## Work task
Every line in the entries that holds "icon" should be identified and copied.

** Extracted data follows **

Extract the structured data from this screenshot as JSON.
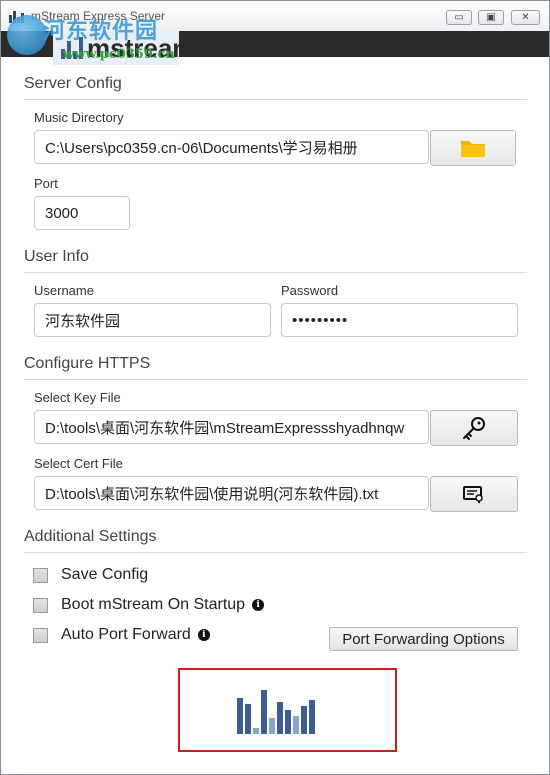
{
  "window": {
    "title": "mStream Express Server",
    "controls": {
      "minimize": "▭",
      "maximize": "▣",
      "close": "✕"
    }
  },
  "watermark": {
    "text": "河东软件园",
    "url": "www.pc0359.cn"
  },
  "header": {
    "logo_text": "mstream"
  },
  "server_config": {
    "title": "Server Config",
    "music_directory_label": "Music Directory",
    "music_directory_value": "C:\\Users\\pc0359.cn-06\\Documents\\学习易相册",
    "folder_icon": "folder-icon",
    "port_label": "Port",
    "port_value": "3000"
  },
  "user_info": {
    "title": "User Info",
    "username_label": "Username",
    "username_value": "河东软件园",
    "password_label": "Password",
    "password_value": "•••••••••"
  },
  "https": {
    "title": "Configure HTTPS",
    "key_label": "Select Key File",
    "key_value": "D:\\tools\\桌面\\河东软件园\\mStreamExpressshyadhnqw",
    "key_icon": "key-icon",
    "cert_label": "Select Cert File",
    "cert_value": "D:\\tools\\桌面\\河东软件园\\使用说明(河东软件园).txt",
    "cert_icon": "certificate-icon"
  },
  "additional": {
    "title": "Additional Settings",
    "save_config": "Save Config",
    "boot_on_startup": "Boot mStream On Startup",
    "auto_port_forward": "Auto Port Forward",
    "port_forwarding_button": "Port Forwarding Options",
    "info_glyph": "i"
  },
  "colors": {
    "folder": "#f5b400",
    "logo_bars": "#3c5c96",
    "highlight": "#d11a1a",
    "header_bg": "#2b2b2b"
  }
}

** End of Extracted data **
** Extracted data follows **

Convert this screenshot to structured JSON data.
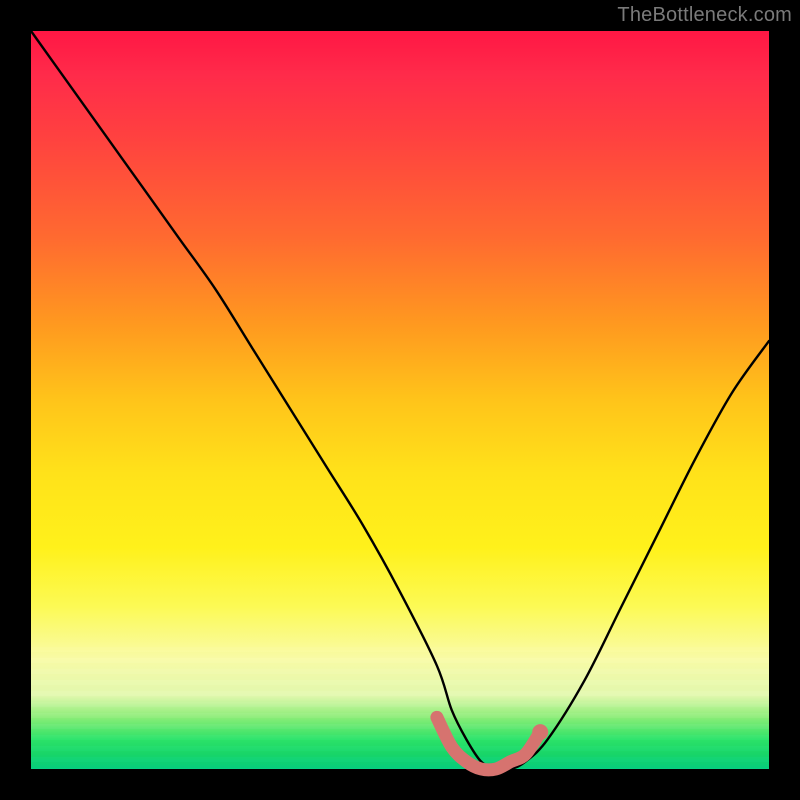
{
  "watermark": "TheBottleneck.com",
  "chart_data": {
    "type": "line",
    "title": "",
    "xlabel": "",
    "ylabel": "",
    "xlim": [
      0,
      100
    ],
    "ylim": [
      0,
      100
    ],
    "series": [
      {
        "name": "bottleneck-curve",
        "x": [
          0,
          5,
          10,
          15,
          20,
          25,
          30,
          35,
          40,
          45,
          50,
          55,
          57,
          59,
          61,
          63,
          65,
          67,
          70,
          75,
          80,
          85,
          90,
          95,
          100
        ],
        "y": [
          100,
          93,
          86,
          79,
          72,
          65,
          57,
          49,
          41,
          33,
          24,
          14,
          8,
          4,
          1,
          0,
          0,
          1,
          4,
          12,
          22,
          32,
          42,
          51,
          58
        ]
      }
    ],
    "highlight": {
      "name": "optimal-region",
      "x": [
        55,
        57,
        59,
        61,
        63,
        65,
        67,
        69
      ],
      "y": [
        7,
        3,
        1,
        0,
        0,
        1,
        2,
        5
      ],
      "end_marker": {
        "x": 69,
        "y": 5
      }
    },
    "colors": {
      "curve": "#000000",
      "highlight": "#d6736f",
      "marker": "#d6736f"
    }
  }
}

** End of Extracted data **

## Response
    "folder_icon": "folder-icon",
    "key_icon": "key-icon",
    "cert_icon": "certificate-icon"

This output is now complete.